All records that follow are to be copied exactly, with images omitted.

• • •

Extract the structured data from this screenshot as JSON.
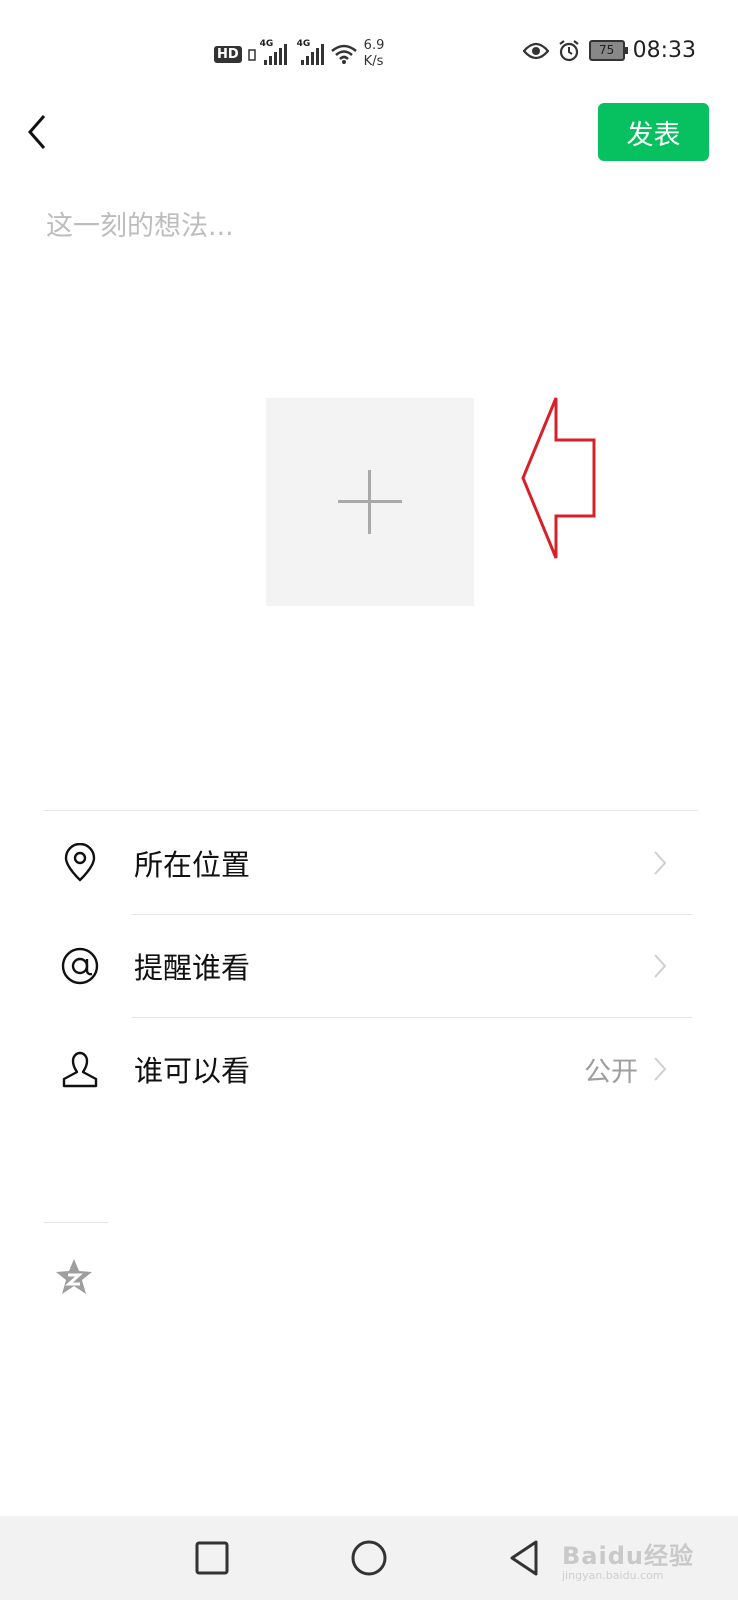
{
  "status_bar": {
    "hd": "HD",
    "sim1": "4G",
    "sim2": "4G",
    "speed_value": "6.9",
    "speed_unit": "K/s",
    "battery": "75",
    "time": "08:33"
  },
  "header": {
    "publish_label": "发表"
  },
  "composer": {
    "placeholder": "这一刻的想法..."
  },
  "settings": {
    "location_label": "所在位置",
    "mention_label": "提醒谁看",
    "visibility_label": "谁可以看",
    "visibility_value": "公开"
  },
  "watermark": {
    "brand": "Baidu经验",
    "url": "jingyan.baidu.com"
  },
  "colors": {
    "accent": "#07c160",
    "annotation_arrow": "#d8202a"
  },
  "icons": {
    "back": "chevron-left-icon",
    "add": "plus-icon",
    "location": "location-pin-icon",
    "mention": "at-sign-icon",
    "visibility": "person-icon",
    "qzone": "qzone-star-icon"
  }
}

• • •

[ANSWER TO THIS PROBLEM]
Extract the structured data from this screenshot as JSON.
{
  "status_bar": {
    "hd": "HD",
    "sim1": "4G",
    "sim2": "4G",
    "speed_value": "6.9",
    "speed_unit": "K/s",
    "battery": "75",
    "time": "08:33"
  },
  "header": {
    "publish_label": "发表"
  },
  "composer": {
    "placeholder": "这一刻的想法..."
  },
  "settings": {
    "location_label": "所在位置",
    "mention_label": "提醒谁看",
    "visibility_label": "谁可以看",
    "visibility_value": "公开"
  },
  "watermark": {
    "brand": "Baidu经验",
    "url": "jingyan.baidu.com"
  },
  "colors": {
    "accent": "#07c160",
    "annotation_arrow": "#d8202a"
  },
  "icons": {
    "back": "chevron-left-icon",
    "add": "plus-icon",
    "location": "location-pin-icon",
    "mention": "at-sign-icon",
    "visibility": "person-icon",
    "qzone": "qzone-star-icon"
  }
}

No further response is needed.